It’s important to understand that neither the Xmas Tree nor the Null scans seek to establish any type of communication channel. The whole goal of these scans is to determine if a port is open or closed.

With the previous two paragraphs in mind, consider the following example. Assume that our Network Admin Ben Owned puts a simple firewall in from of his system to prevent anyone outside his network from connecting to the system. The firewall works by simply dropping any external communications that begin with a SYN packet. Ben hires his buddy, the ethical hacker, to scan his system. The ethical hacker’s initial TCP Connect Scans show nothing. However, being a seasoned penetration tester, the ethical hacking follows up his initial scan with UDP, Xmas Tree and Null scans. The ethical hacker smiles when he discovers that both his Xmas Tree Scans and Null Scans reveal open ports on Ben’s system.

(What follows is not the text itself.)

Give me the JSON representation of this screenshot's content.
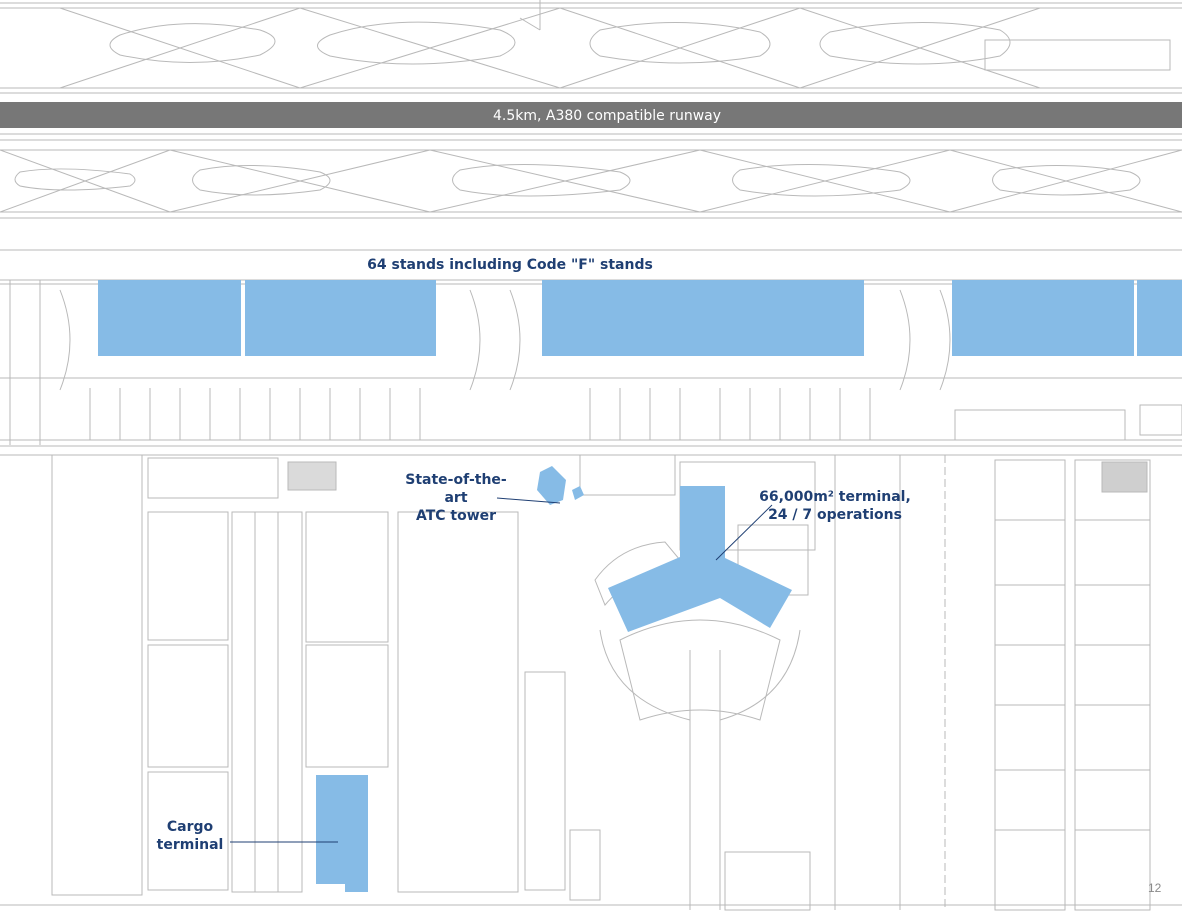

This scenario is possible because Nmap creates packets without the SYN flag set. Because the filter is only dropping incoming packets with the SYN flag, the Xmas Tree and Null packets are allowed through. To run a Null Scan, we issue the following command in a terminal:

nmap -sN -p- -PN

Wrapping up the port scan

Now that we’ve covered the basics of port scanning, there are a few additional switches that need to be covered. These switches that need to be covered. These switches provide additional functionality that may be useful to you as you progress in your penetration testing career.

As mentioned earlier, the “-sV” switch is used for version scanning. When conducting version scanning, Nmap send probes to the open port in an attempt to determine specific information about the service that is listening. When possible, Nmap will provide details about the service including version numbers and other banner information. This information should be recorded in your notes. It’s recommended that you use the “-sV” switch whenever possible, especially on unusual or unexpected ports, because a wily administrator may have moved his web server to port 34623 in an attempt to obscure the service.

Nmap includes an option to change the speed of your port scan. This is done with the “-T” switch. The timing switch ranges on a numeric scale from 0 to 5, with 0 being the slowest scan and 5 being the fastest. Timing options are useful if you’re attempting to avoid detection by sending your scan more slowly; or if you’ve many IPs to scan and you’ve a limited time to complete the scan where faster scans would be more appropriate. Please be aware that by using the fastest scans possible, Nmap may provide less accurate results.

Lastly, the “-O” switch can be useful for fingerprinting the operating system. This handy for determining if the target you’ve attacking is a Windows, Linux or any other type of machine. Knowing the operating system of your target will save you time by allowing you to focus your attacks to known weaknesses of that system. There’s no use in exploring for a Linux machine if your target is running Windows.

Once we’ve completed port scanning on our target, we should have a list of open ports and services. This information should be documented and reviewed closely. While reviewing the Nmap output, you should take a few moments to attempt to log into any remote access services that were discovered in your port scan. The next chapter will address running a brute force tool to attempt log in. For the time being, you can attempt to log in using default usernames and passwords. You could also try logging in using any information, username or e-mail addresses you found during reconnaissance. It’s possible to complete a penetration test by simply discovering an open remote connection and logging into the box with a default username and password. Telnet and SSH are great remote services that you should try to connect to. You can do this from the command line by typing:

telnet target_ip
ssh root@target_ip

In this example, the “target_ip” is the IP address of your victim. Most likely these will fail, but on the rare occasion when you’re successful, these are an absolute home run.